The child’s father and mother marveled at what was said about him. Then Simeon blessed them and said to Mary, his mother: “This child is destined to cause the falling and rising of many in Israel, and to be a sign that will be spoken against, so that the thoughts of many hearts will be revealed. And a sword will pierce your own soul too.”

God makes a promise to Simeon, so he appears in the temple to behold Christ’s manifestation. Luke tells us that Simeon is a devout and religious man, living with the promise from God that he would not see death until his eyes were cast upon the Messiah Himself.

While God’s promise is awesome to receive, it is frustrating to endure. There is a reason that Aristotle said patience is bitter, but its fruit is sweet. The time a promise is first articulated to you and the time it comes to fruition could be a mighty long time as we can see was the case for Simeon. But no matter how long Simeon had to wait, he knew that God hadn’t forgotten.

It’s hard to wait for our dreams and exercise patience in this instant, everything world. It’s hard enough waiting for a website to load or our lunch to finish heating up in the microwave. We want instant spirituality. Instant faith maturation. Instant spiritual manifestation.

Maybe you aren’t passively waiting, either—maybe you’re praying, attending church, forgiving your enemies, waking up and giving God praise. God owes you, right? But still, He is making you wait. The text shows us that God is powerful enough to do some things immediately, so why hasn’t He given you what you want? Evidence shows us He can. We see it when our neighbors have their desires fulfilled. We see it when our friends receive all that they asked from God—even when we asked the same of God at the same time and we’re still waiting.

If God makes you wait, you have to offer patience and endurance, knowing that He hasn’t forgotten. You might struggle not to shout when you see Him fulfilling your same desire in another person. Instead, you need to shout because He is working it out. He is lining everything up, just as He lined everything up for Jesus’ arrival. Don’t deny your feelings of anger, frustration, nervousness, and jealously. God knows you’re struggling. Open up to Him. Go to church anyway. Pray anyway. Be kind anyway. Be patient anyway. Keep believing God and keep making an effort.

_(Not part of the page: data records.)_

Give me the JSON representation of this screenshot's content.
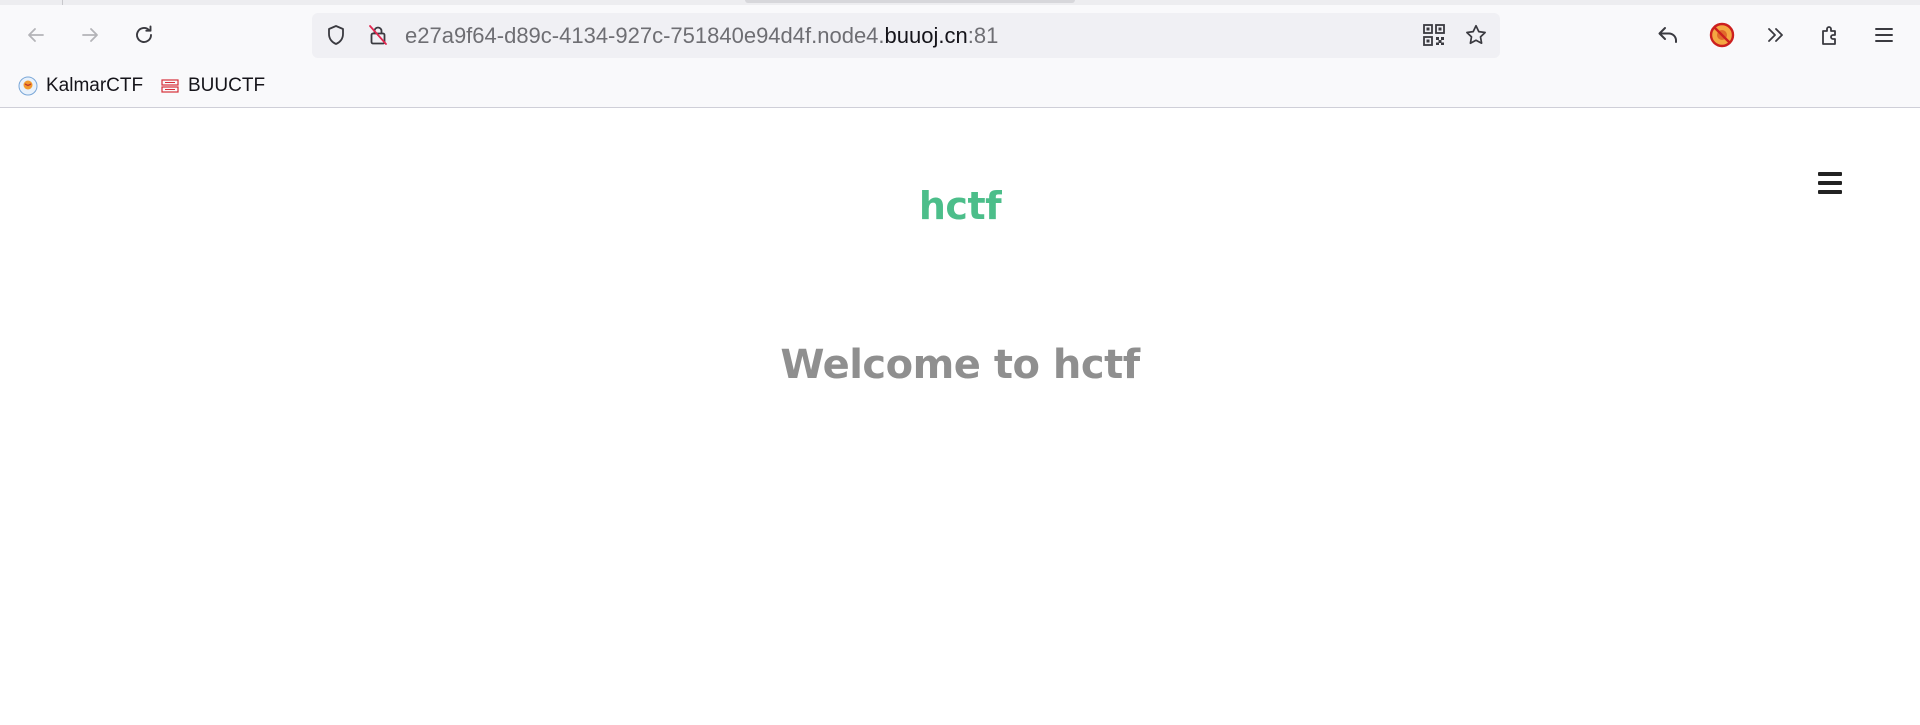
{
  "browser": {
    "url": {
      "prefix": "e27a9f64-d89c-4134-927c-751840e94d4f.node4.",
      "host": "buuoj.cn",
      "suffix": ":81"
    },
    "toolbar_icons": [
      "back-icon",
      "forward-icon",
      "reload-icon",
      "shield-icon",
      "insecure-lock-icon",
      "qr-code-icon",
      "bookmark-star-icon",
      "undo-icon",
      "blocked-addon-icon",
      "overflow-chevron-icon",
      "extensions-icon",
      "app-menu-icon"
    ],
    "bookmarks": [
      {
        "label": "KalmarCTF",
        "icon": "kalmarctf-favicon"
      },
      {
        "label": "BUUCTF",
        "icon": "buuctf-favicon"
      }
    ]
  },
  "page": {
    "site_title": "hctf",
    "welcome": "Welcome to hctf"
  },
  "colors": {
    "accent_green": "#4cbe8a",
    "welcome_gray": "#8f8f8f",
    "toolbar_bg": "#f9f9fb",
    "urlbar_bg": "#f0f0f4"
  }
}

You might think you can wait a little longer if God would just tell you why you’re waiting. Let me ask you this: did God tell Simeon why he was waiting? No, He didn’t. When patience can’t feed on confirmation, it has to rest on God’s providence.

We don’t know why God makes us wait, but patience is an offering we give God as an expression of gratitude. Simeon remained faithful while anticipating the coming Messiah. He felt blessed to be trusted with a vision and a promise that required patience. We would all do well to do the same.

Sometimes the waiting ends up being more important than the outcome. Sometimes we grow more by the waiting than we do by the receiving. Perhaps waiting is the gift He gives you.